Summary of State Laws (Q1 & Q2 2020)

Scheduling Law
Effective July 1, 2020, covered employers must post the written work schedule at least 14 calendar days (previously seven calendar days) before the first day of the work schedule. Covered employers are retail, hospitality, and food services establishments with 500 or more employees worldwide, including those that are part of a chain.

Nondisclosure Agreement
Effective October 1, 2020, employers are restricted from entering into nondisclosure or nondisparagement agreements at the time of hiring and during settlement and severance negotiations that prevent the employee from disclosing or discussing discrimination or sexual assault. However, such provisions are permitted when an aggrieved employee voluntarily requests to sign a nondisclosure, nondisparagement, or no-rehire agreement and will have seven days to revoke the agreement and/or if an employer makes a good faith determination that an employee has engaged in discriminatory conduct prohibited by Oregon law, including sexual assault.

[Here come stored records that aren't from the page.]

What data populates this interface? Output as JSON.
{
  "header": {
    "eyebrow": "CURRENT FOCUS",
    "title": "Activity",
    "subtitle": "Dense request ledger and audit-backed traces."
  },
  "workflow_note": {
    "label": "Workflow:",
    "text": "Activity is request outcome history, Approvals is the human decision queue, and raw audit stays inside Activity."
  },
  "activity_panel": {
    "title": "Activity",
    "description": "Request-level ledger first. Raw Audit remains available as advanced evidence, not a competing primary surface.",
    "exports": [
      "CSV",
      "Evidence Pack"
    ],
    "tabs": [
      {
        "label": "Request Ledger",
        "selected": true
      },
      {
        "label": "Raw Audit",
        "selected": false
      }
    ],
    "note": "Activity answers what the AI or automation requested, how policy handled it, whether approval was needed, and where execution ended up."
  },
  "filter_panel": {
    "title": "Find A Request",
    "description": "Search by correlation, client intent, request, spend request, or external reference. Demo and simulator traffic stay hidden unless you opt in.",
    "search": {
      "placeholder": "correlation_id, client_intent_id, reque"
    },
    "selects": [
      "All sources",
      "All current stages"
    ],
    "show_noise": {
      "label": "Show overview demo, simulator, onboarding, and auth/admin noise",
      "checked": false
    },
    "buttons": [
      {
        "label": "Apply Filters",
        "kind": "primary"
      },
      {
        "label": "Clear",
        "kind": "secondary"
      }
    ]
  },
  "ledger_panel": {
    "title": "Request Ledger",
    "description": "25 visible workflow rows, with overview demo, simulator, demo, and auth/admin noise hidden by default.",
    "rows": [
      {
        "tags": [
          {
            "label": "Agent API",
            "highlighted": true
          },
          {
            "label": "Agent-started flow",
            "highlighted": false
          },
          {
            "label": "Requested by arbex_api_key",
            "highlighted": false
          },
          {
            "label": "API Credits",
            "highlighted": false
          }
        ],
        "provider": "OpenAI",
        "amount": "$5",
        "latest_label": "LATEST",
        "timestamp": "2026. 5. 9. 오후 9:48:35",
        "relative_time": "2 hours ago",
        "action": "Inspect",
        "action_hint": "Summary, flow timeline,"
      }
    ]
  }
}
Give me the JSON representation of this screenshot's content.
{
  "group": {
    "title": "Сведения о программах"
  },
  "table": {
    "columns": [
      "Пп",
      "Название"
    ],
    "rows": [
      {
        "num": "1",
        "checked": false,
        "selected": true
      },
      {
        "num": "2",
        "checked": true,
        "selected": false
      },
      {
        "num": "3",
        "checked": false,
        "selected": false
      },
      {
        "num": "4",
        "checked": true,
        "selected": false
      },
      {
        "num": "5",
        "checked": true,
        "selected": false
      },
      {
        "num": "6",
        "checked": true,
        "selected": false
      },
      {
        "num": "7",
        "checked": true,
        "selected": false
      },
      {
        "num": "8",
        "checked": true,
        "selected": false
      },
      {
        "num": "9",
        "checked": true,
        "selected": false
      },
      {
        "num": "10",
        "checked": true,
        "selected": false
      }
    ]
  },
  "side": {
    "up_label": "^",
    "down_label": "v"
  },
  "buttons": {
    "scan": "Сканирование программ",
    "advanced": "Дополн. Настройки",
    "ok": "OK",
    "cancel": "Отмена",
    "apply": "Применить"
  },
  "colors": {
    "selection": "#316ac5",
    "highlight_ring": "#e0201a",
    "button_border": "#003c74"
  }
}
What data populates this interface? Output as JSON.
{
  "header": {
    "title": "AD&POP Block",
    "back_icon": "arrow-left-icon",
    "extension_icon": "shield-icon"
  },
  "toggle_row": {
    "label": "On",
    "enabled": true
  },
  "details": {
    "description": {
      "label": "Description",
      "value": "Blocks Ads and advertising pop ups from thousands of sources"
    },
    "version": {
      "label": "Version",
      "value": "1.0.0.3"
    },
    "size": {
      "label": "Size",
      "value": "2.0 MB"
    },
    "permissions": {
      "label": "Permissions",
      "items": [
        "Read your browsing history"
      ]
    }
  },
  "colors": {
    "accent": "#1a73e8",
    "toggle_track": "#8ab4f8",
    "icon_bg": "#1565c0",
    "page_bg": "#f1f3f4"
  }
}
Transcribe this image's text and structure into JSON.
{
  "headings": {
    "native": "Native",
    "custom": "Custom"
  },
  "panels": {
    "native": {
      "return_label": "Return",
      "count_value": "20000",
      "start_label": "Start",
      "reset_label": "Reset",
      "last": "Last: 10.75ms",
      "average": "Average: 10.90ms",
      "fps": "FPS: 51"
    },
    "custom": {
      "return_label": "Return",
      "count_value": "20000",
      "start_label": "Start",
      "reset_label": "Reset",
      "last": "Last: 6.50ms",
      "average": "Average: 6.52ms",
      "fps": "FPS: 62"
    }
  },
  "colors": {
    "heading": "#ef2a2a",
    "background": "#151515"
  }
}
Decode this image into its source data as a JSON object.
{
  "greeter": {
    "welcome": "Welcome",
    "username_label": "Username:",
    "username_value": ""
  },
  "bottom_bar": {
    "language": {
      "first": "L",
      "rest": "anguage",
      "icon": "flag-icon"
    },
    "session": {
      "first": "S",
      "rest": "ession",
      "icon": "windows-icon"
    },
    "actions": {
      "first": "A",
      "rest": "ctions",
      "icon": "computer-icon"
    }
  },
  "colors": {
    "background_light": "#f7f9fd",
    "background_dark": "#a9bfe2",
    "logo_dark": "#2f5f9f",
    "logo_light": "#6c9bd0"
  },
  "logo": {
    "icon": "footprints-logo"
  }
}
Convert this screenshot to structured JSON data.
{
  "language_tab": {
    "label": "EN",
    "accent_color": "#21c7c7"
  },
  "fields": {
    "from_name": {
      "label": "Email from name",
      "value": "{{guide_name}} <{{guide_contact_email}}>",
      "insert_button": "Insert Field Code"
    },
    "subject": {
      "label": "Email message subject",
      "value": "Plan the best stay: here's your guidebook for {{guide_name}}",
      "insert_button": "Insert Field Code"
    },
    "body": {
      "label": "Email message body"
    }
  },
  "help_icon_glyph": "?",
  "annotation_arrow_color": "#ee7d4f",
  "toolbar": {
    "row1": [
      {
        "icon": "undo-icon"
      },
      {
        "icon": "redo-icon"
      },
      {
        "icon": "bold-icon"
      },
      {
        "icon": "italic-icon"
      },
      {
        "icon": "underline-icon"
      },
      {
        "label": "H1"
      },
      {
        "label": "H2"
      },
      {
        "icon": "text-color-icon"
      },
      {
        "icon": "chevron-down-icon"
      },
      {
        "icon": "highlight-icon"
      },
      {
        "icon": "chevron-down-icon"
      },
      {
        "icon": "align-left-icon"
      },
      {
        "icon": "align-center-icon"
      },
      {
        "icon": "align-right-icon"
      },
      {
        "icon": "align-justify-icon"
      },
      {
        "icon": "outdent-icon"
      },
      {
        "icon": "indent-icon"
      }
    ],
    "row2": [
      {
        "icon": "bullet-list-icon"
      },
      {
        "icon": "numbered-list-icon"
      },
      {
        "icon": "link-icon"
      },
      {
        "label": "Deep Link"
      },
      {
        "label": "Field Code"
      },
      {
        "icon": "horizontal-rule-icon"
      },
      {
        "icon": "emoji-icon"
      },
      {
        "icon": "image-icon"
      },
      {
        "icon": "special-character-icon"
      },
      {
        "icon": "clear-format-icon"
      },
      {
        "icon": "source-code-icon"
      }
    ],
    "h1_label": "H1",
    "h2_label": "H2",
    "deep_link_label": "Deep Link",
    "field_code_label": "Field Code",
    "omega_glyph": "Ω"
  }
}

Anti-Discrimination Policy
Effective October 1, 2020, employers are required to adopt an anti-discrimination policy, make it available to employees within the workplace, and provide a copy to new hires and to employees who make a complaint about prohibited discrimination or harassment. The policy must include:

  • A process for employees to report prohibited conduct
  • Identification of the person(s) responsible for receiving complaints, including an alternate person
  • The five-year statute of limitation for bringing a claim of discrimination or sexual assault
  • A statement that the employer may not require or coerce employees to sign a nondisclosure or nondisparagement agreement, including a description of the meaning of those terms
  • An explanation that an aggrieved employee may voluntarily request to sign a nondisclosure, nondisparagement, or no-rehire agreement and will have seven days to revoke the agreement
  • A statement advising employers and employees to document incidents of unlawful discrimination or sexual assault

The Oregon Bureau of Labor and Industries’ site contains a model policy for employers to use.